Here’s an easy way to reduce sugar: Simply replace it!

As a brain health coach – essentially, a “personal trainer for the brain” – I read a lot of science, medical, and health journals about how the brain works. Here’s food for thought:

Our brain doesn’t like to give something up. If we want to give something up, we need replacements to fill that void, so our brain will be satisfied.

Let’s look at an example…

My fictitious client Bryan decides to give up ice cream for various health reasons, including weight loss and lactose intolerance. He quits cold turkey, and he hates the whole process!

  • He feels resentful when someone else orders ice cream.
  • He misses the sheer enjoyment of eating ice cream: the taste, texture, and social context.
  • He continually thinks about ice cream, with negative thoughts like: “I can’t eat ice cream anymore, but everyone else can. It’s just not fair.”

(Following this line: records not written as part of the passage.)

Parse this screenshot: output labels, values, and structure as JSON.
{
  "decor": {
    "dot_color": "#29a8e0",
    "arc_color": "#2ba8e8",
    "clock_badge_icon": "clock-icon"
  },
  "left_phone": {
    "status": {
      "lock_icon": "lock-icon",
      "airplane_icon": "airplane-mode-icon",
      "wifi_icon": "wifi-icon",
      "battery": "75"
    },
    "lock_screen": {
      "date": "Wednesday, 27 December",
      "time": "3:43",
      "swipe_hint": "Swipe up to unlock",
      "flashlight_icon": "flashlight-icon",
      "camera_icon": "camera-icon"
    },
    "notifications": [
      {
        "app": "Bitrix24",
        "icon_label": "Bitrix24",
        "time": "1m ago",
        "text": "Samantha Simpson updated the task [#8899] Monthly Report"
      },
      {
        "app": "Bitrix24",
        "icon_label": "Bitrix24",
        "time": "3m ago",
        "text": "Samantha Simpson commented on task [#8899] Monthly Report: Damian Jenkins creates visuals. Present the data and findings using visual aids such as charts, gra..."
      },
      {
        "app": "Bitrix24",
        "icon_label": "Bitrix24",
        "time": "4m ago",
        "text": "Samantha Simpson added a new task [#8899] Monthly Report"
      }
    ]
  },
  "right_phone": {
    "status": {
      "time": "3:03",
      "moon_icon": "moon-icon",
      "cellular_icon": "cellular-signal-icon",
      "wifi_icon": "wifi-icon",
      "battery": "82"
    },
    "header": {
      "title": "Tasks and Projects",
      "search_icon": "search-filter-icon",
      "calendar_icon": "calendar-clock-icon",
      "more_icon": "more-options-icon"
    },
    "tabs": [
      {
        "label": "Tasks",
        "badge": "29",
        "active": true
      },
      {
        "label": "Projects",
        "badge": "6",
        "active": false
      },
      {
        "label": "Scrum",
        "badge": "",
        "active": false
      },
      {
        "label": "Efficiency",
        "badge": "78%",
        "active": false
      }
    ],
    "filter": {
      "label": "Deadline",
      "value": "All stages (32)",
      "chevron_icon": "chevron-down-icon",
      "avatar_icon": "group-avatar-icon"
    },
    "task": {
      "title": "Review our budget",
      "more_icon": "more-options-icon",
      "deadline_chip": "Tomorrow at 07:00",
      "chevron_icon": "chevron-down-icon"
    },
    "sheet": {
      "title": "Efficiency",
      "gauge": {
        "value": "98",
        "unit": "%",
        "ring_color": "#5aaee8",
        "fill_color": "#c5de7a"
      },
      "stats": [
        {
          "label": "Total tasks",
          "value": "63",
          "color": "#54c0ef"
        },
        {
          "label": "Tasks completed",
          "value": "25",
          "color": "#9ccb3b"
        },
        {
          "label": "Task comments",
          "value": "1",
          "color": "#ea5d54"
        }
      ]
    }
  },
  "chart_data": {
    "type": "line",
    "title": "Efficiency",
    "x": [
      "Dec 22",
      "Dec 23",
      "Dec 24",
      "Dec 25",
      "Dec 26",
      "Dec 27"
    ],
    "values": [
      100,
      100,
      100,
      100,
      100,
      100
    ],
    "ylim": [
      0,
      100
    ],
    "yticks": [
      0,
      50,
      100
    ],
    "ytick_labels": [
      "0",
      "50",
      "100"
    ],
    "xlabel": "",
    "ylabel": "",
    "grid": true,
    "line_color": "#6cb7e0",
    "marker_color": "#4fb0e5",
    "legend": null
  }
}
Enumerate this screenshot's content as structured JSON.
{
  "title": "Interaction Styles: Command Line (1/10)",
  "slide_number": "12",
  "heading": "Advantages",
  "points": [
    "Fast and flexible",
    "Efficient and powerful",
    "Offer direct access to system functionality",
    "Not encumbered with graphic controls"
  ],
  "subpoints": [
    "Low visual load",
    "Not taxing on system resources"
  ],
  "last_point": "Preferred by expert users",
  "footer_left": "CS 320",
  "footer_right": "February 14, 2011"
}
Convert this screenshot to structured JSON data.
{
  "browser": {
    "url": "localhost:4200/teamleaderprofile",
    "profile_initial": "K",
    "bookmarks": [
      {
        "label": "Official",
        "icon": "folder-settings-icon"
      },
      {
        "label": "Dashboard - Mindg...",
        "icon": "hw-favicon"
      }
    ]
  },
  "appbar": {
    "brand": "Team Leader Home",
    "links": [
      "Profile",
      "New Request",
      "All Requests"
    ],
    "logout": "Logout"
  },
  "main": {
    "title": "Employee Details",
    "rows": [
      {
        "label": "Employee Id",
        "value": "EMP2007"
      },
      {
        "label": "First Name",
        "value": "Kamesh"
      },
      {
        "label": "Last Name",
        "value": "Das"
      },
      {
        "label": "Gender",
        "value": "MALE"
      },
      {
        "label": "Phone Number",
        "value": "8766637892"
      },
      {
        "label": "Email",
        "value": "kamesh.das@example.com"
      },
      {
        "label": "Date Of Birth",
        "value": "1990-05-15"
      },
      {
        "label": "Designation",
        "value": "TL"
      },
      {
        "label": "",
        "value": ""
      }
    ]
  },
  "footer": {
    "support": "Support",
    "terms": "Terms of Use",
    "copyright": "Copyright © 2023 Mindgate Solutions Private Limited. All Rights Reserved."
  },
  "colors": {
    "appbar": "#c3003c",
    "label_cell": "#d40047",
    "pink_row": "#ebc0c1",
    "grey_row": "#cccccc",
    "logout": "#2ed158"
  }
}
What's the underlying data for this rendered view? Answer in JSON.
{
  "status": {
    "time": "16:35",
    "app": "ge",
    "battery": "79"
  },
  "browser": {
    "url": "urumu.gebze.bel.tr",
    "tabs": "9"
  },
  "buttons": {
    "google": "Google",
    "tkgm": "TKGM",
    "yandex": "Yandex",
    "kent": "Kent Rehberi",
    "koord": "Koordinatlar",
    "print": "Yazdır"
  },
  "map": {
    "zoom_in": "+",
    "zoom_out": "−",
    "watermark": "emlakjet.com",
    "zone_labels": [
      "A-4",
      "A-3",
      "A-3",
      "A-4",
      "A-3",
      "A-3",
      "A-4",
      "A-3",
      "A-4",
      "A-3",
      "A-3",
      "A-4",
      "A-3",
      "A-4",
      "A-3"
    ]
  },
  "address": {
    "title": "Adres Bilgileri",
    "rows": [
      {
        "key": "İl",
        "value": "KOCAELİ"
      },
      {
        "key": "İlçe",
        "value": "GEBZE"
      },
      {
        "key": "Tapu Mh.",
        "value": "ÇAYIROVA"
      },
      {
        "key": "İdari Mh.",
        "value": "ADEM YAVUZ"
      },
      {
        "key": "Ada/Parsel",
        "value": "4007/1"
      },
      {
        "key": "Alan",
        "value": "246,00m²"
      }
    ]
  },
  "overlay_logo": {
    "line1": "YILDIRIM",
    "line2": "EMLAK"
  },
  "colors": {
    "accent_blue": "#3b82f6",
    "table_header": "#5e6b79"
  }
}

Notice that Bryan is focusing on the loss, not the gain. Plus, he’s dwelling on negative thoughts around the thing he cannot have.

No need to quit cold turkey! Instead, replace sugar with something new.

Here are 5 things you can do right now:

  1. Swap a sugar culprit with something refreshing and satisfying.
    Example: Replace soda with carbonated lemon water.
  2. Have a healthy alternative handy. Don’t leave it up to will power.
    Example: Say “no thanks” to the coworker’s donuts and, instead, reach for the mixed nuts and beef jerky in your desk drawer.
  3. Engage your senses when you eat healthy comfort foods.
    Example: Replace brown sugar in your oatmeal with cinnamon and nutmeg. The warm, inviting aromas and flavors are satisfying and comforting. Engaging your senses helps to build a new association and reprogram your brain. You won’t miss the brown sugar!
  4. Take time to build a relationship with your new treat – and create a new habit
    Example: Avoid the snack machine and satisfy your afternoon craving with a cup of hot herbal tea. Take time to enjoy the aroma, the natural sweetness, the warmth and relaxation. Instead of mindlessly munching a candy bar, you’ll create a wonderful new habit.
  5. Give your brain something different. Our brains love novelty!
    Example: Replace candy or chewing gum with cinnamon-dipped toothpicks.

Don’t try to eliminate sugar altogether. Instead, gradually replace it with new foods and flavors.
I believe the key is awareness – this is what makes change possible. You can start on this path RIGHT NOW by paying attention to what you eat and how you feel. Plus, I encourage you to read more about this topic. Be educated. As they say, knowledge is power!